In defence of the ‘hotchpotch’ training contract

Recently, a peer at another law firm described my training contract as a ‘hotchpot’. A hotchpot is a concept used in wills and trusts to ensure fairness among the beneficiaries by taking into account amounts already received when calculating the final amount due to them under the terms of the trust or will.

I do not think they had undertaken a seat in wills and trusts… and so I suspect the word they were looking for was hotchpotch.

To be fair, I understand their sentiment – many seem surprised when I explain how I have spent my two years. My four seats have consisted of:

  1. Education
  2. Tax, Trusts & Succession
  3. Corporate & Commercial
  4. Agricultural Property Litigation

It really could not get much more varied if I tried and looking back I certainly would not change the way it has turned out.

Many people in and out of the legal profession ask what you are going to ‘specialise’ in almost as soon as you start your training contract. For me, this question arose even sooner with decisions of what modules I would study during my undergraduate law degree at university and my electives during the Legal Practice Course. The truth is that you will not specialise in any particular area of law until you qualify. A training contract with a full-service firm like Michelmores is an opportunity to try out several areas that you may not have initially been drawn towards and I have very much taken full advantage of this.
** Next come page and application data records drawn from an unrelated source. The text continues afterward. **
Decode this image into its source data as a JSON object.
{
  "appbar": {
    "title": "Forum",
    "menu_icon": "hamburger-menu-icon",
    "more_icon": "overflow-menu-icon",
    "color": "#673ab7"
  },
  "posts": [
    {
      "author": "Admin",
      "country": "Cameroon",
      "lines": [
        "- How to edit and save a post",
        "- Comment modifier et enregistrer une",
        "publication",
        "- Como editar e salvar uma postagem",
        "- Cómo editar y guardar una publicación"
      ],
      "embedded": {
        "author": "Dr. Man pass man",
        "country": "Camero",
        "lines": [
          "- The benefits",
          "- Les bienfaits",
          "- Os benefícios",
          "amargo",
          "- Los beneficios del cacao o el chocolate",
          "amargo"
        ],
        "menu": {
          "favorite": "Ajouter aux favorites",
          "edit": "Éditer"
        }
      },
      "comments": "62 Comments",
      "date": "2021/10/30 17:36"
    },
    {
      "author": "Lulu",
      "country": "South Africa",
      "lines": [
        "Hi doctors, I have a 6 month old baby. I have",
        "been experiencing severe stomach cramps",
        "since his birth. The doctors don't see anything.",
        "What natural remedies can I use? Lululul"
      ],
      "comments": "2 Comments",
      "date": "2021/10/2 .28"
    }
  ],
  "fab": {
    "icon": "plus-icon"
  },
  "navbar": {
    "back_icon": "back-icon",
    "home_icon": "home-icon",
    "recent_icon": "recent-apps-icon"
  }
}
Undertaking this variety of seats has allowed me to spend time across all three of the Firm’s departments (Business, Real Estate and Private Client) as well as all three of the Firm’s offices, in Exeter, London and Bristol. It has been a valuable opportunity to get my face out there to a Firm with over 450 staff and growing. Not only is this great for socialisation around the office (a recent trip to the Exeter office saw me spending an excessive amount of time catching up with colleagues), but it also helps when a member of your team asks, “who should I talk to about Companies House filings?” or, “does anyone know anything about lasting powers of attorney?”
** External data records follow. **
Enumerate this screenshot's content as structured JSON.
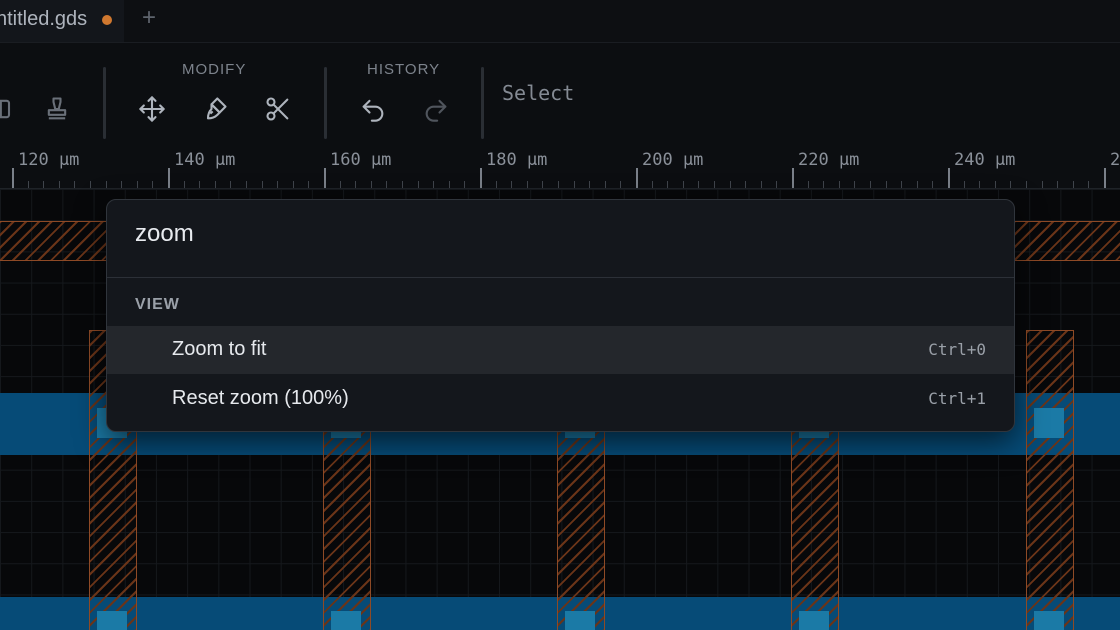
{
  "tab": {
    "title": "ntitled.gds",
    "add_label": "+"
  },
  "toolbar": {
    "modify_label": "MODIFY",
    "history_label": "HISTORY",
    "mode_label": "Select",
    "tools": {
      "left_partial": "layers-icon",
      "stamp": "stamp-icon",
      "move": "move-icon",
      "paint": "brush-icon",
      "cut": "scissors-icon",
      "undo": "undo-icon",
      "redo": "redo-icon"
    }
  },
  "ruler": {
    "labels": [
      "120 µm",
      "140 µm",
      "160 µm",
      "180 µm",
      "200 µm",
      "220 µm",
      "240 µm",
      "2"
    ]
  },
  "palette": {
    "query": "zoom",
    "section": "VIEW",
    "commands": [
      {
        "label": "Zoom to fit",
        "shortcut": "Ctrl+0"
      },
      {
        "label": "Reset zoom (100%)",
        "shortcut": "Ctrl+1"
      }
    ]
  },
  "colors": {
    "unsaved_dot": "#d0782f",
    "poly_hatch": "#8e4a26",
    "metal": "#064b77",
    "via": "#1b7aa6"
  }
}
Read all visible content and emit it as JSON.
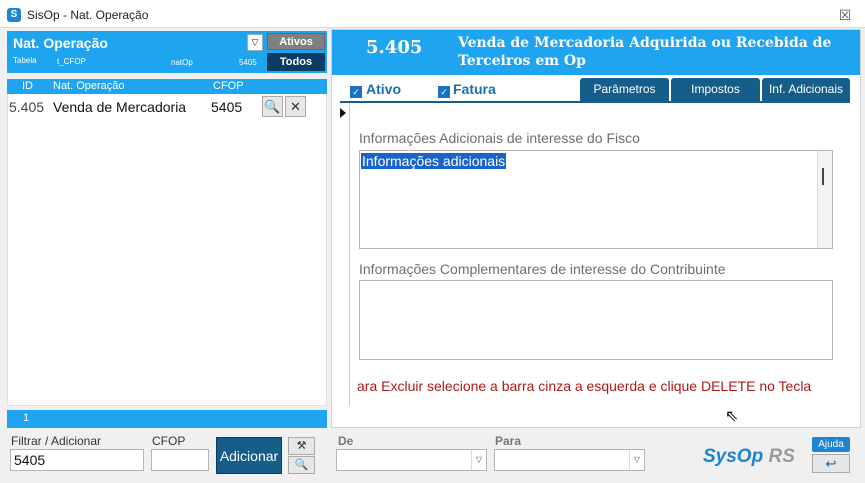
{
  "window": {
    "app_icon": "S",
    "title": "SisOp - Nat. Operação",
    "close_glyph": "☒"
  },
  "left_panel": {
    "title": "Nat. Operação",
    "dropdown_glyph": "▽",
    "meta": {
      "tabela_label": "Tabela",
      "tabela_value": "t_CFOP",
      "field": "natOp",
      "value": "5405"
    },
    "ativos_label": "Ativos",
    "todos_label": "Todos",
    "columns": [
      "ID",
      "Nat. Operação",
      "CFOP"
    ],
    "rows": [
      {
        "id": "5.405",
        "nat_op": "Venda de Mercadoria",
        "cfop": "5405"
      }
    ],
    "row_buttons": {
      "view_glyph": "🔍",
      "delete_glyph": "✕"
    },
    "record_count": "1"
  },
  "filter": {
    "label": "Filtrar / Adicionar",
    "value": "5405",
    "cfop_label": "CFOP",
    "cfop_value": "",
    "add_label": "Adicionar",
    "tool1_glyph": "⚒",
    "tool2_glyph": "🔍"
  },
  "detail": {
    "code": "5.405",
    "description": "Venda de Mercadoria Adquirida ou Recebida de Terceiros em Op",
    "ativo_label": "Ativo",
    "ativo_checked": true,
    "fatura_label": "Fatura",
    "fatura_checked": true,
    "check_glyph": "✓",
    "tabs": [
      "Parâmetros",
      "Impostos",
      "Inf. Adicionais"
    ],
    "active_tab": "Inf. Adicionais",
    "fisco_label": "Informações Adicionais de interesse do Fisco",
    "fisco_value": "Informações adicionais",
    "contrib_label": "Informações Complementares de interesse do Contribuinte",
    "contrib_value": "",
    "warning": "ara Excluir selecione a barra cinza a esquerda e clique DELETE no Tecla"
  },
  "bottom": {
    "de_label": "De",
    "para_label": "Para",
    "combo_arrow_glyph": "▽",
    "logo_main": "SysOp",
    "logo_suffix": " RS",
    "ajuda_label": "Ajuda",
    "back_glyph": "↩",
    "cursor_glyph": "⇖"
  },
  "colors": {
    "accent": "#1fa4f0",
    "dark_button": "#165d8a",
    "warning": "#b01818"
  }
}
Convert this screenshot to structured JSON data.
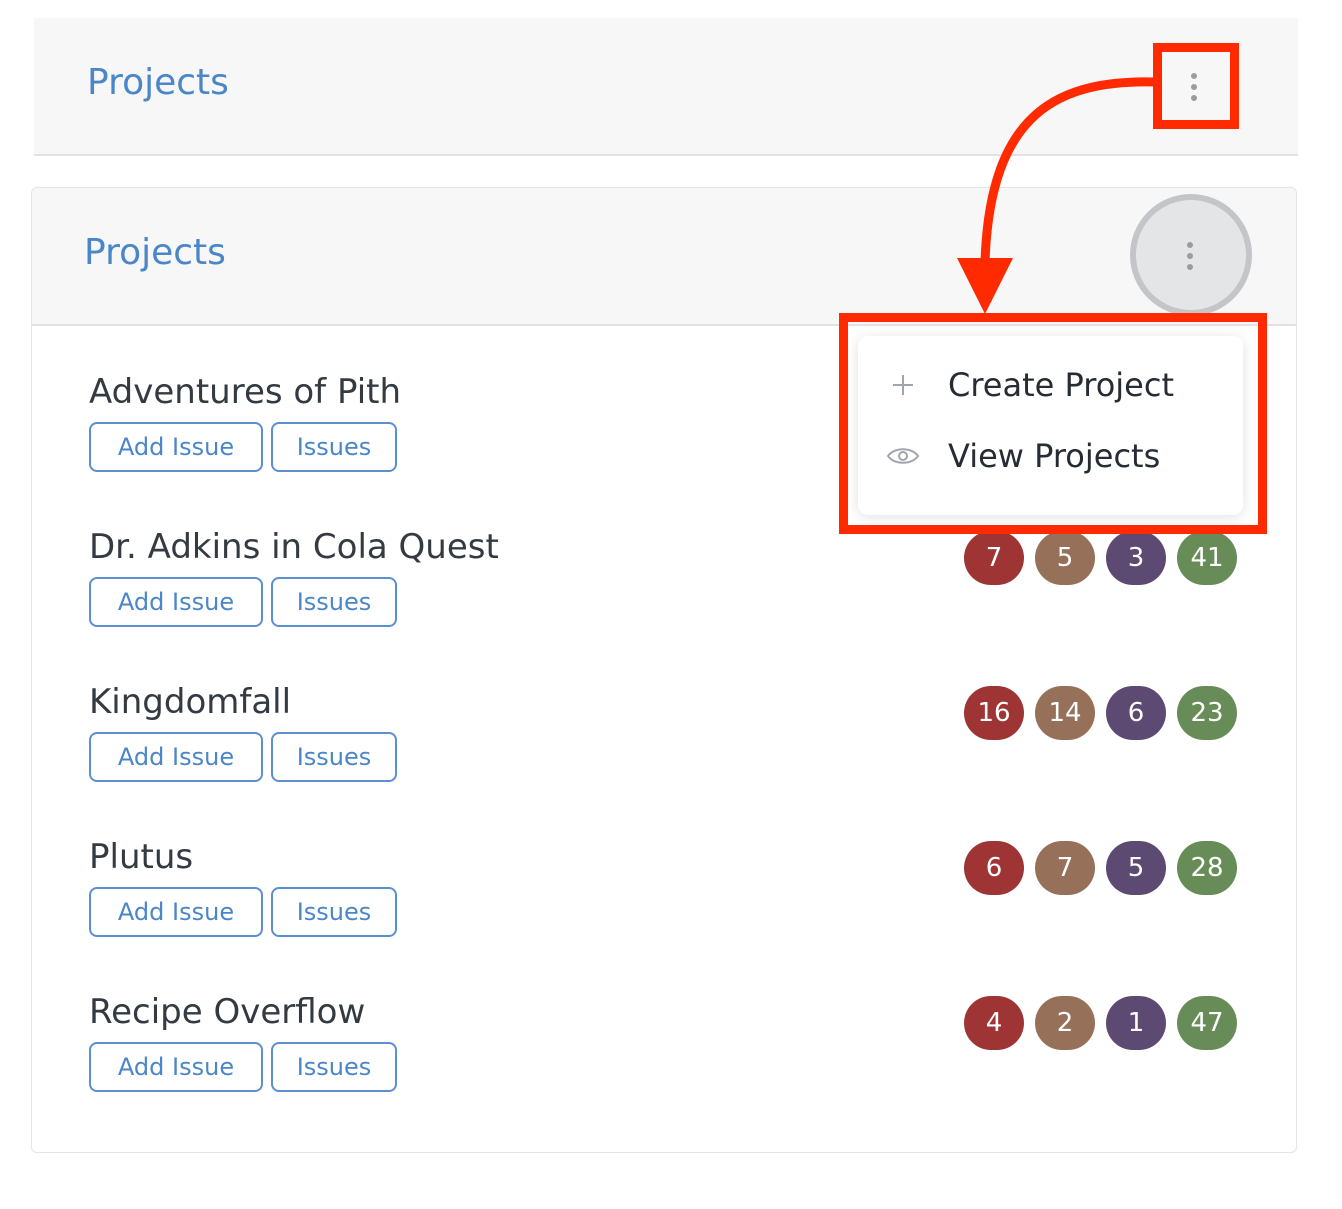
{
  "top_panel": {
    "title": "Projects"
  },
  "card": {
    "title": "Projects"
  },
  "dropdown": {
    "items": [
      {
        "label": "Create Project",
        "icon": "plus-icon"
      },
      {
        "label": "View Projects",
        "icon": "eye-icon"
      }
    ]
  },
  "projects": [
    {
      "name": "Adventures of Pith",
      "add_issue": "Add Issue",
      "issues": "Issues",
      "counts": []
    },
    {
      "name": "Dr. Adkins in Cola Quest",
      "add_issue": "Add Issue",
      "issues": "Issues",
      "counts": [
        "7",
        "5",
        "3",
        "41"
      ]
    },
    {
      "name": "Kingdomfall",
      "add_issue": "Add Issue",
      "issues": "Issues",
      "counts": [
        "16",
        "14",
        "6",
        "23"
      ]
    },
    {
      "name": "Plutus",
      "add_issue": "Add Issue",
      "issues": "Issues",
      "counts": [
        "6",
        "7",
        "5",
        "28"
      ]
    },
    {
      "name": "Recipe Overflow",
      "add_issue": "Add Issue",
      "issues": "Issues",
      "counts": [
        "4",
        "2",
        "1",
        "47"
      ]
    }
  ],
  "colors": {
    "accent": "#4a86c8",
    "badge_colors": [
      "#9e3434",
      "#97705a",
      "#5c4a72",
      "#678c57"
    ],
    "highlight": "#ff2a00"
  }
}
No area of law is practised in isolation and no client desires just one service. The interaction between the areas of expertise within the Firm is something which I regularly experienced within each of my seats and has given me an appreciation for the importance of collaboration. Knowledge of other services that can be offered to a client is also a valuable skill for any solicitor in a full-service law firm for the benefit of the client and firm alike. The sector approach taken by Michelmores ensures that this is achieved in a client-focussed manner.

Whilst it may not be a ‘hotchpot’ in the legal sense of the word, I am very pleased with how my training contract has come together and (almost) feel ready to have the training wheels taken off come September.